One of the AfD’s MEP is a member of Europe of Freedom and Direct Democracy group, as the British UKIP whereas the other MEP of the AfD is a member of the Europe of Nations and Freedom group, as the French National Front. Nevertheless, the AfD and Jobbik showed up together in Hungary. Members of Parliament of Saxony (Germany) of AfD Mario Beger and Gunter Wild were visiting Hungary to study the situation on site, access to raw information and study the anti-immigration measures put in place in 2015 by the Orbán government, following the Jobbik’s idea. This was an opportunity for German lawmakers to meet informally Gábor Vona, the leader of Jobbik, and Márton Gyöngyösi, Foreign Affairs chief of Jobbik, with whom they discussed the possibility of a future collaboration, outlining the similar objectives of the two political organizations.

In Austria, the Freedom Party (FPÖ) which has just failed narrowly at the presidential election, and which benefits the support of Orbán, also received official congratulations from Jobbik for its results. Two months ago, the Freedom Party (member of the European Parliamentary group Movement for a Europe of Nations and Freedom, along with the French party National Front) invited members of Jobbik in Vienna, after some of its members have been to Budapest. According to Gyöngyösi, the rise of populists in Europe is the proof that the ‘traditional’ parties are dying out and everywhere in Europe, populist parties will come to power soon.

Makeover for the Jobbik

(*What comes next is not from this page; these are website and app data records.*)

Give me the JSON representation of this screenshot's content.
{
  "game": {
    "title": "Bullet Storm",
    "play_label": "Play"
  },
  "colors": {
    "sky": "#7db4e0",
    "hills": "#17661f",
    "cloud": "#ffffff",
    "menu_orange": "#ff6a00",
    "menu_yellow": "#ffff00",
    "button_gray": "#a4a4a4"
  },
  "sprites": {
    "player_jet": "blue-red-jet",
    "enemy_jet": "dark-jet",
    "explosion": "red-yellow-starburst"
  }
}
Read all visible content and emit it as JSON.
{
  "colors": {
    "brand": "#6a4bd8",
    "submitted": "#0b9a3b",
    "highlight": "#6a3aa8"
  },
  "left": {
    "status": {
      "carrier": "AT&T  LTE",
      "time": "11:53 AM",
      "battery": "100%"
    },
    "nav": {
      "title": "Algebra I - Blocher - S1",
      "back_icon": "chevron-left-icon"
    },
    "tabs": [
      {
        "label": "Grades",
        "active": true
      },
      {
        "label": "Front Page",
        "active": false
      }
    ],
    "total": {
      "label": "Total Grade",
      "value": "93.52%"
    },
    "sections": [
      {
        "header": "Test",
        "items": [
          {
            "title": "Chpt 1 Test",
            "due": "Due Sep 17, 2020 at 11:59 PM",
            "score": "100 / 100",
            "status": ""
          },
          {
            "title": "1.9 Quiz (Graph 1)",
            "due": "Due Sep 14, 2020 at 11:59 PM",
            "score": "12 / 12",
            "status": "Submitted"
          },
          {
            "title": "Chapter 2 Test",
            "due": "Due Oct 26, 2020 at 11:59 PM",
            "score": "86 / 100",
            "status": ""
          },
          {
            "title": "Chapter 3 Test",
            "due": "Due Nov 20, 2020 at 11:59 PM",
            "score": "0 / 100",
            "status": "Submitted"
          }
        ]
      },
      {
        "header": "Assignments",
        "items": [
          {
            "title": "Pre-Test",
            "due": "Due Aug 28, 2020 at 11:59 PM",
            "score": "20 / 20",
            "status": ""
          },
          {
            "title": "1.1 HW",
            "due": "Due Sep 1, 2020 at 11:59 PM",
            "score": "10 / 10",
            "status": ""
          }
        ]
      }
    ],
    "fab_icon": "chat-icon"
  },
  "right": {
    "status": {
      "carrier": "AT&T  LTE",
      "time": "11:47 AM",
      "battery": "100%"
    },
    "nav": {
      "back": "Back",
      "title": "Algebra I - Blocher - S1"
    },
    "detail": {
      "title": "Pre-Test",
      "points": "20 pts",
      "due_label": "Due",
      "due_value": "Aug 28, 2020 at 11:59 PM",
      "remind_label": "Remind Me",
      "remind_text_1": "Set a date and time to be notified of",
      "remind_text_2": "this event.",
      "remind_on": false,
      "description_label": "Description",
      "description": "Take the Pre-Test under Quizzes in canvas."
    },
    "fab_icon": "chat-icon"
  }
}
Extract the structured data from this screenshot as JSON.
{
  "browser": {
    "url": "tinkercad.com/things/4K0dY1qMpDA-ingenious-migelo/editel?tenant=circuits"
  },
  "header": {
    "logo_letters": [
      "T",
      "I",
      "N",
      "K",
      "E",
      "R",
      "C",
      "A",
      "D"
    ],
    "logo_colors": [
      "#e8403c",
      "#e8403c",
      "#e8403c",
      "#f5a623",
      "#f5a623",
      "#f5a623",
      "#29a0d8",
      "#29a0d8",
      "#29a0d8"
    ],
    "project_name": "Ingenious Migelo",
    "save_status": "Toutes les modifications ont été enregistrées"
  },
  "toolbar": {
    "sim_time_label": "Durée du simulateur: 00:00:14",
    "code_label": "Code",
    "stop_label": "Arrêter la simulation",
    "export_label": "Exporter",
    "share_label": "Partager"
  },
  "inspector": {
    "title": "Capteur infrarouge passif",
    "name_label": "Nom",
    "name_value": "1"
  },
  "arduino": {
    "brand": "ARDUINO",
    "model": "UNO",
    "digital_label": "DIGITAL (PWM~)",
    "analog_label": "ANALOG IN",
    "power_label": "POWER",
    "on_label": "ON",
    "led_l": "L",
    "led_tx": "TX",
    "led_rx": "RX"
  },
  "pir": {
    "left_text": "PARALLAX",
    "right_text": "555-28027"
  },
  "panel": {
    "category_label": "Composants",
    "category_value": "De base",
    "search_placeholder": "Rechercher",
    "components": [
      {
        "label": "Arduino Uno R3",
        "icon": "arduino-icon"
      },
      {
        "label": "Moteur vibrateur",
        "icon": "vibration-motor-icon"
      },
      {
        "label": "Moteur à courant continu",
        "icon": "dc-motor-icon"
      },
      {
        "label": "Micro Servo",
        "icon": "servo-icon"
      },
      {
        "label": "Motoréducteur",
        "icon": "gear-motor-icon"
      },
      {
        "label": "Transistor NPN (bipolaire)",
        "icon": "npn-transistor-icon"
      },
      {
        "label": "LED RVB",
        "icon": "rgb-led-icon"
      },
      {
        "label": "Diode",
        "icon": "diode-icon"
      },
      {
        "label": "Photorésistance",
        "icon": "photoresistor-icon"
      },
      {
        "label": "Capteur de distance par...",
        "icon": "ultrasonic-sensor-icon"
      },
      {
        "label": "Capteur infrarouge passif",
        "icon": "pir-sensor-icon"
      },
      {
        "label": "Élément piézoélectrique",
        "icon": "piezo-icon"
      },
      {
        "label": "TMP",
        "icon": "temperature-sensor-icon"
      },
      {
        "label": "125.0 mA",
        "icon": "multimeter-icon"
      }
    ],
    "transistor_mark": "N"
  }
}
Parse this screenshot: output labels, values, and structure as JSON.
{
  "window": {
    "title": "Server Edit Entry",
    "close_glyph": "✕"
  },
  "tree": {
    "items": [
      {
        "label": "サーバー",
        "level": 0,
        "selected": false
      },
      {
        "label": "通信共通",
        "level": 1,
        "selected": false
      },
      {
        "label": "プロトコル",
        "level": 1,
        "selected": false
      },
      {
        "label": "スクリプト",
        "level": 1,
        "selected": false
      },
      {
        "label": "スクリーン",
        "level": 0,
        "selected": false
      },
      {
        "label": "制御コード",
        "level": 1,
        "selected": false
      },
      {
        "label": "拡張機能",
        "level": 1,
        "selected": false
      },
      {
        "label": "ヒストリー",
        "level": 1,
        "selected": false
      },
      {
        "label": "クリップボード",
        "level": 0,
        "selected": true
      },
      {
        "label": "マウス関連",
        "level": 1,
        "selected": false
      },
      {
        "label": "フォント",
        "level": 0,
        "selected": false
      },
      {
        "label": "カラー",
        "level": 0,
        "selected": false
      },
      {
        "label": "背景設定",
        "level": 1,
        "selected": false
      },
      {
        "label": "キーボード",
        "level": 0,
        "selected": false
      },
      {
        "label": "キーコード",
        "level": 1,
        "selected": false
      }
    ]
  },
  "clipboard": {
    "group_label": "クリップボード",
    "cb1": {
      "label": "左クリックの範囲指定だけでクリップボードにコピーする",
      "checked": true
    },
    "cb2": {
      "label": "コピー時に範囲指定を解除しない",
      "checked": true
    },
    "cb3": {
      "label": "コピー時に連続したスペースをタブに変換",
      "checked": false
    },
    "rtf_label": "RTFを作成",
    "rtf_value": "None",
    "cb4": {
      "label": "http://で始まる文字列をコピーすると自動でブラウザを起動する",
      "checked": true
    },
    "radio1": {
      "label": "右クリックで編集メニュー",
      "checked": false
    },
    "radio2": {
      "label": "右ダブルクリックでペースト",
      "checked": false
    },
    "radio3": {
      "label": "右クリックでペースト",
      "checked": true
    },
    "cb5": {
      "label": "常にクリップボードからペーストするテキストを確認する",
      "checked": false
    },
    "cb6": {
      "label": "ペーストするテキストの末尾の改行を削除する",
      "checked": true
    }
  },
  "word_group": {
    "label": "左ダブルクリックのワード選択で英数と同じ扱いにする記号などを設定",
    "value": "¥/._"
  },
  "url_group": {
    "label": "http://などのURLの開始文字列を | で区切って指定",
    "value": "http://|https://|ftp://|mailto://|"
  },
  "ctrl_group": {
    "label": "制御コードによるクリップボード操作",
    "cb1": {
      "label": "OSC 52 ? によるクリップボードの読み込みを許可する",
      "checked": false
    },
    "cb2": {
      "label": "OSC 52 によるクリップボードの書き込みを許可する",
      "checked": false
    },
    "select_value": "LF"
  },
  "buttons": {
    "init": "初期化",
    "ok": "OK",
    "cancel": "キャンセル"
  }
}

Founded in 2003, the Jobbik had a very radical image, especially for Western audiences. Jobbik has been revamped after the 2014 election that made it the first party of opposition. The party now wants to be a populist party, without extremists. This policy of de-demonization aims to make the party win the 2018 elections, as well as create or restore dialogue with potential partners, such as the AfD and the FPÖ.